* _TASK ITEM_:
Every line of the listing that holds the word "Contact" should be returned.

* _SOURCE MATERIAL_:
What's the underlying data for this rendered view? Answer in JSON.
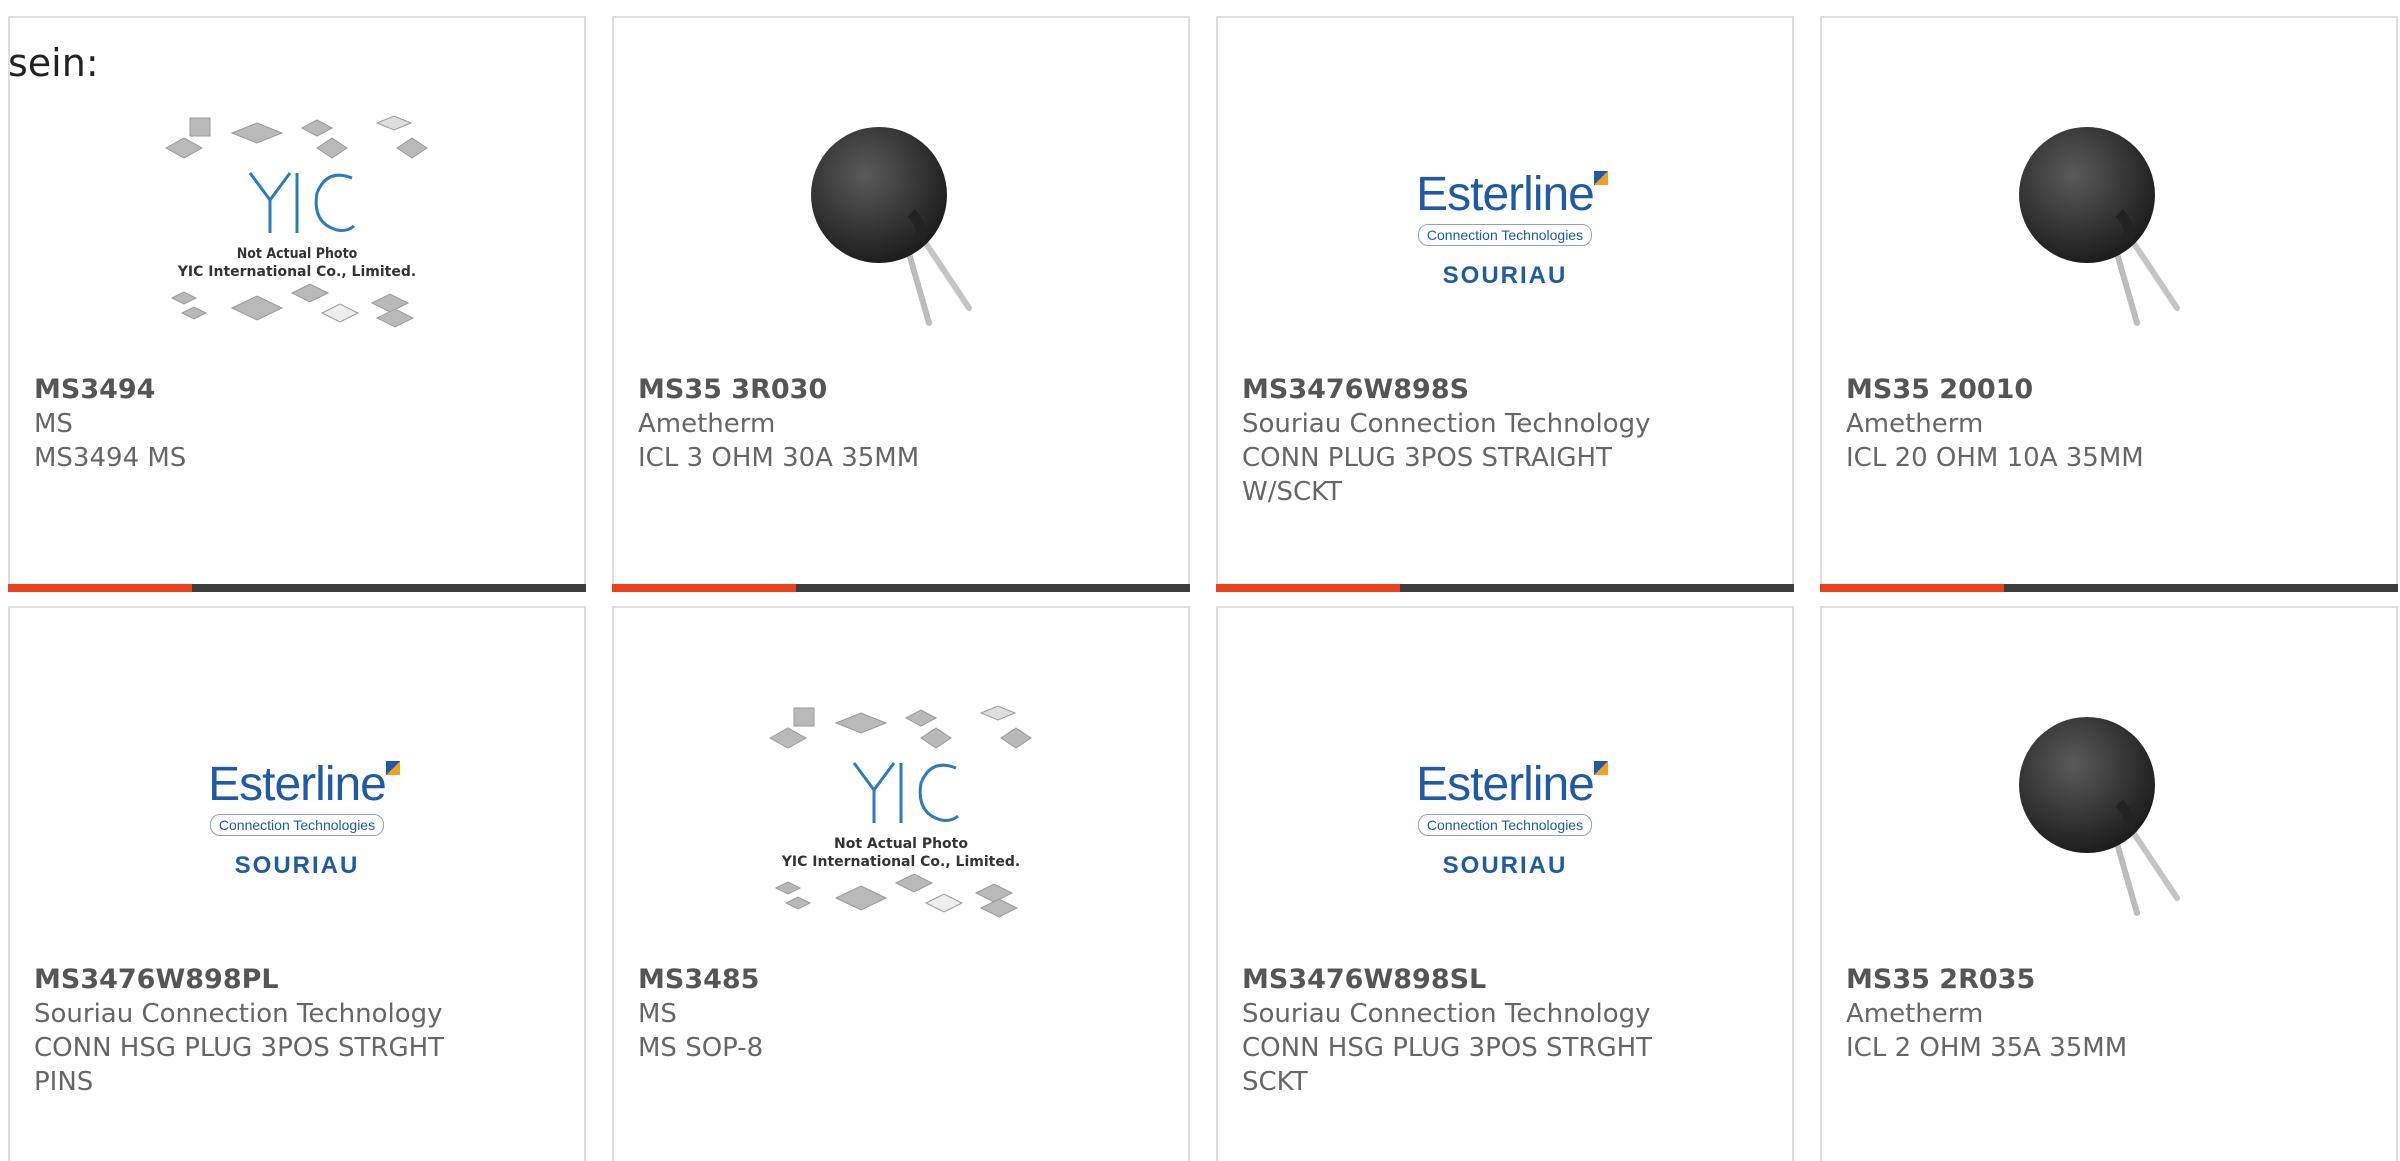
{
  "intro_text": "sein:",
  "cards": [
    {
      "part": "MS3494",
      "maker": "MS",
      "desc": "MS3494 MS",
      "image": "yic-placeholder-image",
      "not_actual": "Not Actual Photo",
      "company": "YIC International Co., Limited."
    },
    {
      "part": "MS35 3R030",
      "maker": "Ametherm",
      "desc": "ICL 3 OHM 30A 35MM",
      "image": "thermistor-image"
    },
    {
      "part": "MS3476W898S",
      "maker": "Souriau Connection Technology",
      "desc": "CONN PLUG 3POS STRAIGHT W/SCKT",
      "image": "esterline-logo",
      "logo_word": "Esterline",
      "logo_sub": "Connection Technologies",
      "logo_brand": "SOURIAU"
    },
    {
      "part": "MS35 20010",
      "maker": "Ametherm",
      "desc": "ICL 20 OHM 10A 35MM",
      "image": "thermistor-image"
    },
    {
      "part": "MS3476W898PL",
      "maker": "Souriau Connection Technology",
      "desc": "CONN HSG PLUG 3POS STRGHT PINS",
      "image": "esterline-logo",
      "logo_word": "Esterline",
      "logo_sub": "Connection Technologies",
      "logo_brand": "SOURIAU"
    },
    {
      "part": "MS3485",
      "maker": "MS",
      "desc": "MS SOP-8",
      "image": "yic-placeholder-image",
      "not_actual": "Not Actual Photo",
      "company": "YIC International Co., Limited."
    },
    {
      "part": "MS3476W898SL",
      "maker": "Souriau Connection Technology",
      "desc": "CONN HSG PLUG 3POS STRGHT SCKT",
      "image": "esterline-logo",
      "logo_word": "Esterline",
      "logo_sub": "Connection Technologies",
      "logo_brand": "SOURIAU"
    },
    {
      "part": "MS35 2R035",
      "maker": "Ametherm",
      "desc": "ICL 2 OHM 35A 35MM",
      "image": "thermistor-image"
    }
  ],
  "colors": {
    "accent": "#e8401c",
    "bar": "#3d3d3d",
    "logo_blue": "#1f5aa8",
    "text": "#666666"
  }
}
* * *
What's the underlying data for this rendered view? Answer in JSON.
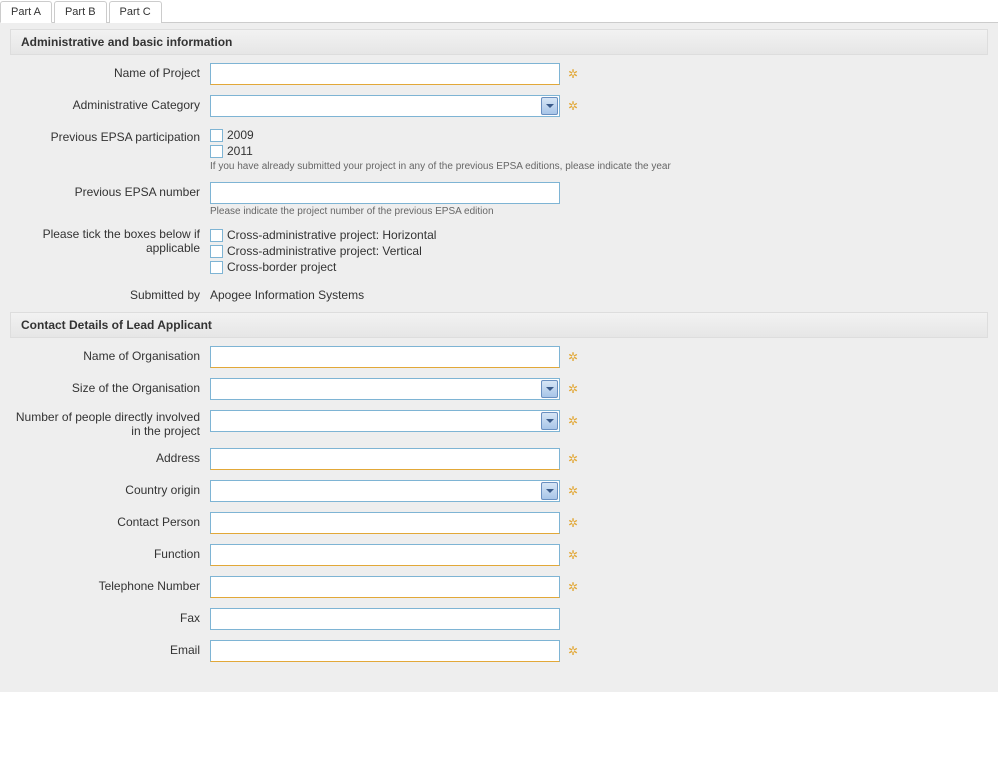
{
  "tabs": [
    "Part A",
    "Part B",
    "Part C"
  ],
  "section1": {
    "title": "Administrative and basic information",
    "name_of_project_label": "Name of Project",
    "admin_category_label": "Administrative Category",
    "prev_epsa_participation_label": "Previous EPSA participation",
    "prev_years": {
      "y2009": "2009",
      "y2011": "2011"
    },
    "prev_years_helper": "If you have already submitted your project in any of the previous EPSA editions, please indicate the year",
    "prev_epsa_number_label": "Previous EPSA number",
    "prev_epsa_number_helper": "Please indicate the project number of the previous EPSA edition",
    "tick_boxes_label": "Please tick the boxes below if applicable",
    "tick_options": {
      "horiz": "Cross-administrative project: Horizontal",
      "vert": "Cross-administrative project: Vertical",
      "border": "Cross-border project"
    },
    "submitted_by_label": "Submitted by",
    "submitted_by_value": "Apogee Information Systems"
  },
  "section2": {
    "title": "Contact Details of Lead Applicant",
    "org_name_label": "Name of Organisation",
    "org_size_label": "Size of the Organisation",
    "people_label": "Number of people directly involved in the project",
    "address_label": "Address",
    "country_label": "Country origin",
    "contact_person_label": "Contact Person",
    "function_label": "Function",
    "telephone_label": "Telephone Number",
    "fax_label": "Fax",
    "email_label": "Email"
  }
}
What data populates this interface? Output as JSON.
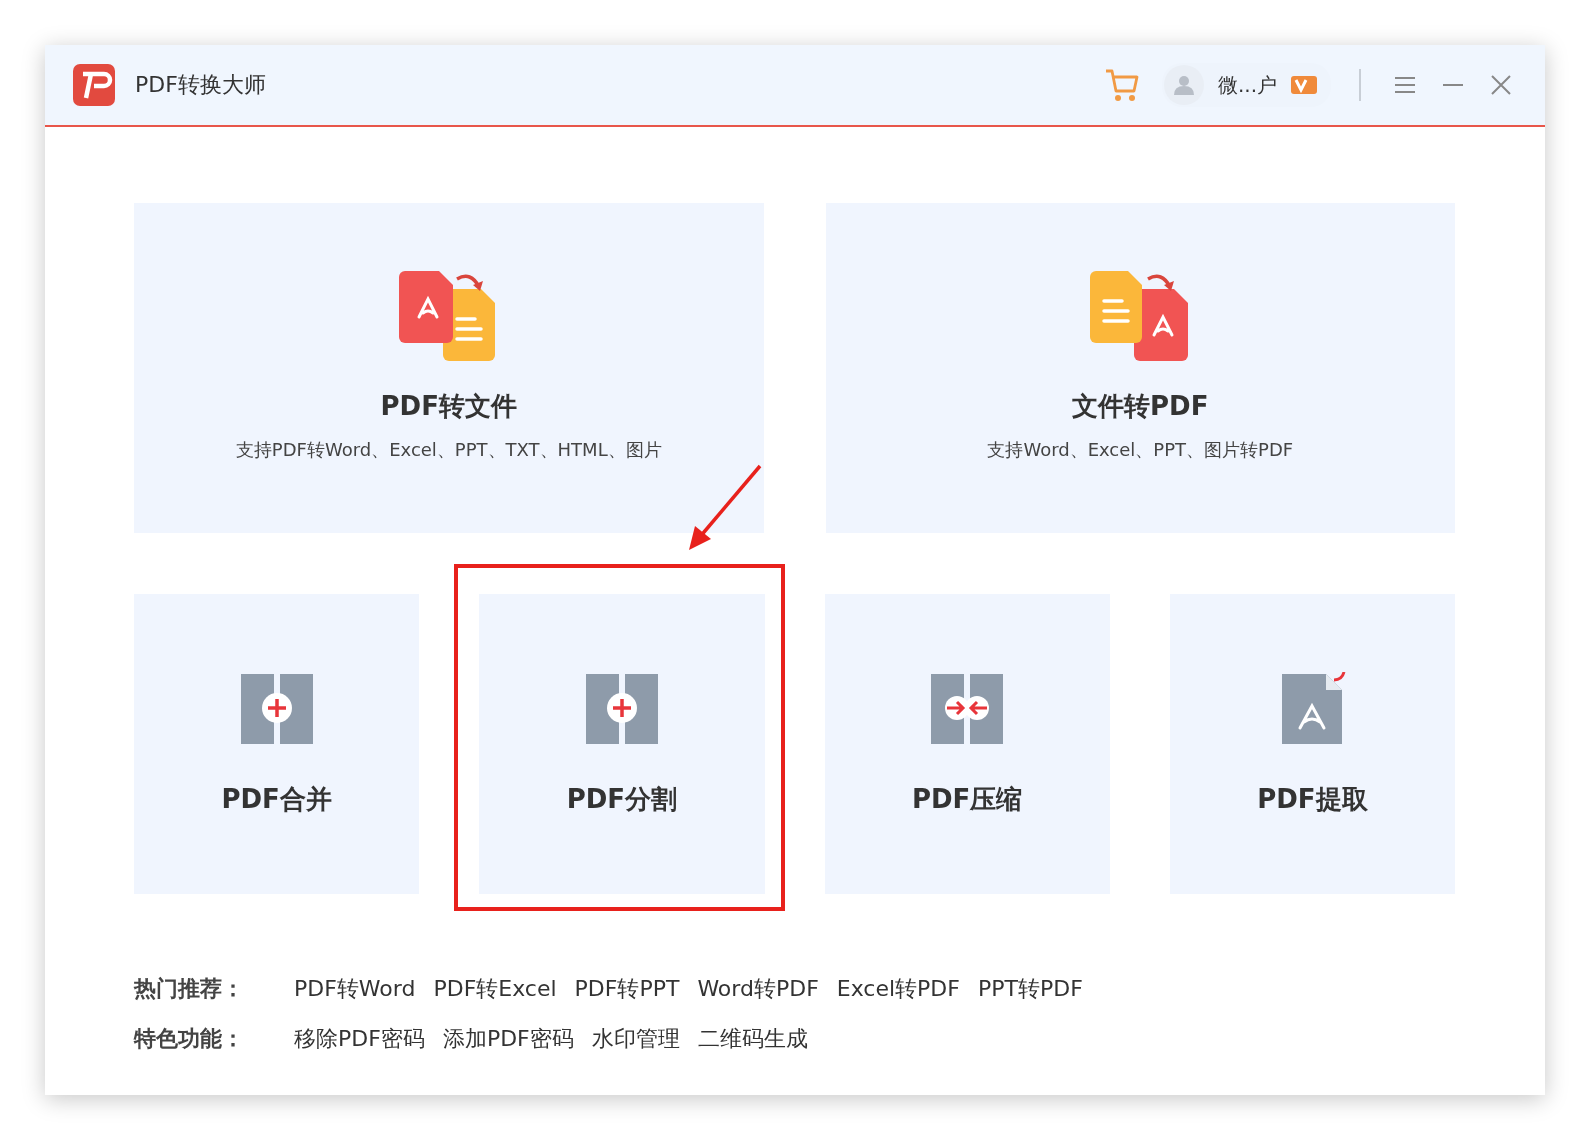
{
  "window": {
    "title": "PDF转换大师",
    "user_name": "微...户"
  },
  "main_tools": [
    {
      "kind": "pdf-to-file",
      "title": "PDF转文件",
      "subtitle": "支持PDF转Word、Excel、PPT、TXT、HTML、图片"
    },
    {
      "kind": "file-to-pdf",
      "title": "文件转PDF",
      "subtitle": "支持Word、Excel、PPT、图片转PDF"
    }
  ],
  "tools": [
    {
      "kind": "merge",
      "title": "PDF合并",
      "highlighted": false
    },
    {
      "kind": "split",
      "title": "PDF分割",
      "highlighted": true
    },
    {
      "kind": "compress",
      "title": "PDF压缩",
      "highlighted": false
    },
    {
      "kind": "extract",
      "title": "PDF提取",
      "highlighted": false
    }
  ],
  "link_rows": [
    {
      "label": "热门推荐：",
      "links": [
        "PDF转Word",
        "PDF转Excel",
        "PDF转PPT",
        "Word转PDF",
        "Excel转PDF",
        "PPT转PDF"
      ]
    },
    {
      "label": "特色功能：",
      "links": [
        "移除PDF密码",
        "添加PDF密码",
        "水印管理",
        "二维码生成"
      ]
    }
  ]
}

* _FINISHED TASK_:
    "title": "Contact Details of Lead Applicant",
    "contact_person_label": "Contact Person",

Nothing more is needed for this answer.